Tuesday, May 6, 2008

The Fed is getting Desperate ...

In mid-March – at the peak of the crisis - the Fed did not just partially bail out the Bear Stearns shareholders who would have been totally wiped out in the case of a disorderly collapse of Bear Stearns; more importantly the Fed effectively bailed out JP Morgan that had – like Bear – and still has a massive exposure to the CDS market; it bailed out the creditors of Bear Stearns who would have suffered massive losses if the Fed had not outright bought $29 billion of toxic securities held by Bear; and it effectively bailed out Lehman, Merrill and a good chunk of the shadow financial system as the Bear Stearns bailout – together more importantly with the new TSLF and the PDCF facilities – ensured – for the first time since the Great Depression - that systemically important broker dealers would have access to the lender of last resort support of the Fed. Without these new facilities and the Bear bailout a generalized run on many institutions of the shadow banking system would have occurred.

While the extreme tail risk of a systemic financial meltdown – and we were in mid-March one epsilon away from such a generalized run on most of the shadow banking system – was avoided by the trifecta of the Bear Stearns bailout, and the creation of the TSLF and the PDCF facilities the stresses in the financial markets – liquidity and credit crunch - remain severe as even the FOMC had to admit in its latest statement.

The severity and persistence of the liquidity crunch is evident from the fact that in the interbank markets spreads (Libor/OIS + TED) remain extremely high and still close to their peaks since this crisis started last summer in spite of 325bps Fed Fund ease by the Fed, in spite of the creation and vast expansion of the TAF auctions (now up to $150 billion over a month), in spite of the creation and extension of the TSLF, in spite of the creation of the PDCF.

Why? Banks and non bank primary dealers having access to the Fed liquidity are hoarding such liquidity and not relending it to the other members of the shadow banking system for two reasons. First, they need that liquidity for themselves as the roll-off of SIV and conduits and concerns about future liquidity needs have led to a massive need for liquidity insurance; second, given the counterparty risk – who is holding the toxic waste and how much of it – that an opaque and non-transparent financial system has created no one trust its counterparties and is willing to lend them money on a term basis.

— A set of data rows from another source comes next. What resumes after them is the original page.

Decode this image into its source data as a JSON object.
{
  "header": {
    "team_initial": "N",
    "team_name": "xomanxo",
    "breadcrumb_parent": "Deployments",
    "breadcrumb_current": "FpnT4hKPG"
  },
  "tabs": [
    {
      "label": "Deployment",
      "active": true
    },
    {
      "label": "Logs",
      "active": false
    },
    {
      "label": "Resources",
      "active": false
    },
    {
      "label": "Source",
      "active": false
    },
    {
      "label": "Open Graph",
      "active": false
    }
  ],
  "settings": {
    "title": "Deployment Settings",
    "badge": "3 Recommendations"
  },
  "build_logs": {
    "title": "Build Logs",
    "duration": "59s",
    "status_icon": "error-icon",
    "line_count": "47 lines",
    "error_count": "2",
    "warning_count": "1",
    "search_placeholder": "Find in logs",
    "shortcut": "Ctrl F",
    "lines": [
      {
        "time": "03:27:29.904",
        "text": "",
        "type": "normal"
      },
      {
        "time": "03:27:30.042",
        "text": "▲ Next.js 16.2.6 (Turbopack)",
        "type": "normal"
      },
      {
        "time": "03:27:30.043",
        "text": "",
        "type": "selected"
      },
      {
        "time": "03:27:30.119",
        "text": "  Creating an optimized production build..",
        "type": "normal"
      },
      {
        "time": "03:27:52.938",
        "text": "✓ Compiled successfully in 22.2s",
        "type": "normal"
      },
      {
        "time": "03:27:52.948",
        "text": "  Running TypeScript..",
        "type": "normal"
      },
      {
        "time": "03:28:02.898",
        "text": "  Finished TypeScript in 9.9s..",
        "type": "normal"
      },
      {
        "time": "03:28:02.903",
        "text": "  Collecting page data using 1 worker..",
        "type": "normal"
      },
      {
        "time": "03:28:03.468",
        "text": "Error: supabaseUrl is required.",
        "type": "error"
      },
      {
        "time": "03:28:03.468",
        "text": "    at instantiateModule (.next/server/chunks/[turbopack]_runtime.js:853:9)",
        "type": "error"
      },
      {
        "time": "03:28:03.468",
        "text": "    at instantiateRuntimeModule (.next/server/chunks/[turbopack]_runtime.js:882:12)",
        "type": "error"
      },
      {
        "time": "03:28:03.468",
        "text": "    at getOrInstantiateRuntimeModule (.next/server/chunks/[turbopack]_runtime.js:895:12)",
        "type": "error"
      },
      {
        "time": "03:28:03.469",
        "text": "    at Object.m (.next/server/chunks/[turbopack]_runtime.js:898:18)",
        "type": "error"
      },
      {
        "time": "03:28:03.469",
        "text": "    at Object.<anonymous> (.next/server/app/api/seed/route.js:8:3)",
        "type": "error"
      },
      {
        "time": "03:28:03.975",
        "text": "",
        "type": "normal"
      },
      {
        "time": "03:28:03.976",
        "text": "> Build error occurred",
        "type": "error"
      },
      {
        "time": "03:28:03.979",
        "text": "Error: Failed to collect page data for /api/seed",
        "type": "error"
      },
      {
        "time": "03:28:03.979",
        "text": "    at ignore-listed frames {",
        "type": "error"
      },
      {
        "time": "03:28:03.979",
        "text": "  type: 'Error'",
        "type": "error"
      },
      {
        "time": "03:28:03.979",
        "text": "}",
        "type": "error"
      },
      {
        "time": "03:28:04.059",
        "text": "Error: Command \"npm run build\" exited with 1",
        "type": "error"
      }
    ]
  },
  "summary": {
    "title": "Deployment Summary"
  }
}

Thus, monetary policy can address illiquidity problems but cannot resolve credit and insolvency problems. And this US economy now suffers of a virulent strain of illiquidity and insolvency problems. So the liquidity crunch remains severe in spite of all of the extreme policy actions by the Fed and other central banks.